At just 3-years-old, Hudson is playful, generous and a little stubborn.
He attends preschool, Krav Maga classes and will be taking swimming lessons this summer. He’s smart and tall, and loves numbers.
But unlike most other toddlers his age, he also has a brain tumor and has to go to chemotherapy once a week.
It all started when Hudson was just a few weeks old and his mother, Michaele Bialon, noticed a few too many birthmarks. A few weeks and several doctor visits later, the family learned that Hudson had neurofibromatosis (NF1).
During the past three years, they have dealt with delays in motor and speech skills, among other issues. Luckily, Bialon said, he does not have a learning disability. He’s been doing well overall.
But last spring, during a routine MRI, things changed. Doctors found a tumor in his brain that spanned from his optic nerve to his hypothalamus.
He had to start chemotherapy in August, and has to continue going once a week for 18 months. He has to have an MRI every three months as well.
The mother and son soon moved out of their San Diego home and in with Bialon’s parents, Joe and Georgia Sarro, in Newport Beach for support and easier access to the Children’s Hospital of Los Angeles.
With the help of family friend Lori Contant, they formed Hands Helping Hudson, a non-profit created to encourage love, support, strength and positive energy for Hudson and his family.
Now the family is reaching out to the community for support. The Newport Beach Tennis Club will be hosting the First Annual Hands Helping Hudson Fundraising Event.
The gala will include food, entertainment and a live auction, with items like a week stay in Mammoth, two condo stays in Hawaii, several pieces of art – including one piece painted live by artists in body suits, kids’ acting classes, harbor cruise, and more.
A portion of the funds raised at the event will also go toward the Children’s Tumor Foundation.
The event, produced by Contant, will be held on May 18 at 6 p.m. at the tennis club. Organizers are expecting about 200 guests.
“It’s amazing,” that so many people have come together for Hudson and their family, Bialon said.
But Hudson’s amazing story really starts before the gala and before his diagnosis as an infant, because NF1 is a genetic disorder and Bialon and her partner used a sperm donor to conceive Hudson.
The couple used California CryoBank (CCB) in Los Angeles and picked a 100 percent Danish donor, not knowing the sperm was actually imported from Nordic Cryobank in Denmark.
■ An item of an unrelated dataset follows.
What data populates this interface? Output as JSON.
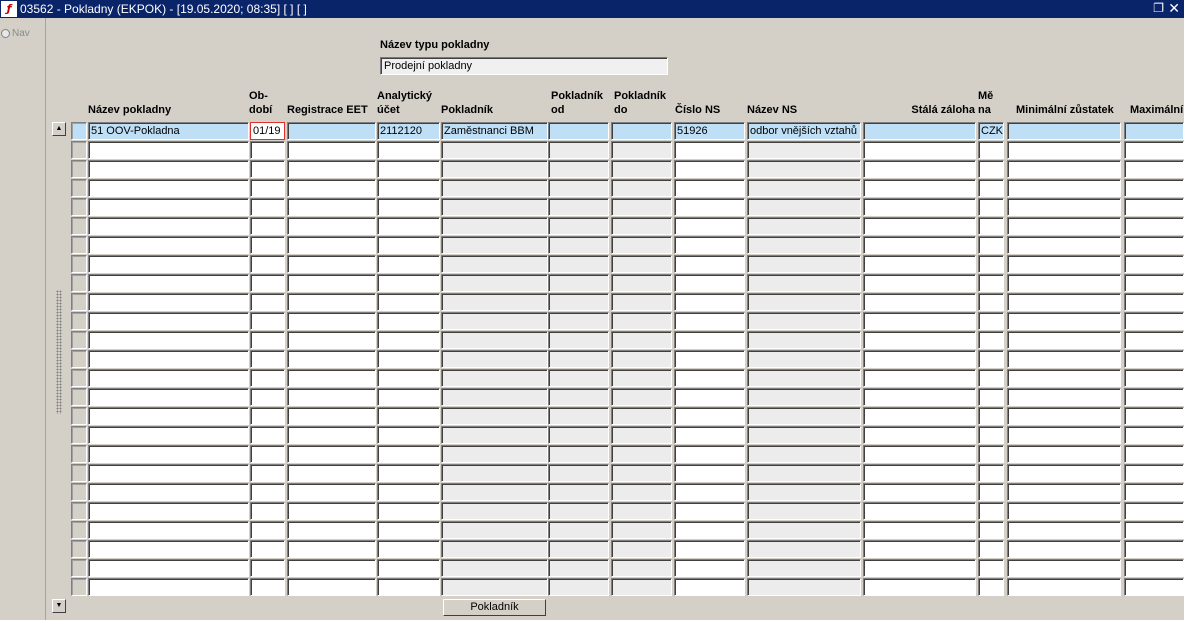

They immediately alerted the cryobank about the birth marks and asked if any of Hudson’s half-siblings had the disorder. The bank returned with confirmation that at least one other half-sibling of his has NF1.
After a slow response by the cryobank, several other children were discovered to have neurofibromatosis as well.
The family has now found out that Hudson has at least six half-siblings that have the genetic disorder, that Bialon can confirm and has had contact with. Other reports have the number as high as nine kids.
“I’m sure there are other cases,” Bialon added.
On top of the six to nine kids with NF1, the donor is thought to have fathered 43 other half-siblings, way over Denmark’s legal limit.
The case has caused Denmark to tighten it’s sperm donor laws and change the policies on the issue.
After testing the donor, it turned out he was a “mosaic” carrier, Bialon said, meaning he only had the disorder in some of his cells. So the donor may have not known, she explained, because he may have not had any symptoms.
“But what we’re finding out (now) is that he actually does have some evidence of the disorder,” Bialon said.
The initial cryobank in Denmark did not do a thorough exam, Bialon claimed, and they didn’t report everything they found, like numerous birthmarks and white pigment spots.
Apparently, according to the cryobank, only one other set of parents reported the NF1 signs back to the bank and that was a week after Bialon had reported Hudson.
Bialon argued that it’s hard to believe that the cryobank didn’t receive any reports from other parents.
“The huge part that is unbelievable, literally, is that the donor had been donating for five years prior us to reporting anything,” and nothing ever came up, she said.
“My grandson is innocent,” Sarro said. “He’s just a beautiful baby and now he has to live with this for the rest of his life… That’s not fair.”
It’s one of the most common genetic disorders out there, Bialon said.
“(My hope is) a cure. For Hudson, for NF1, for his siblings, for everybody,” Bialon said, which doesn’t seem unreasonable, she added. Researchers hope to have a cure within 10 years, Bialon said, and at this point, awareness is key.
Although once a week Hudson has to have chemotherapy, there are fun days too, his mother said. He even “plays” tennis with his Grandpa Joe.
Bialon’s goal is for Hudson to do something fun every day.
“Whatever we do, we do for Hudson,” Sarro said. “All our arms are around Hudson.”
For more information or to order tickets to the event, visit handshelpinghudson.com, or visit the organization’s facebook page.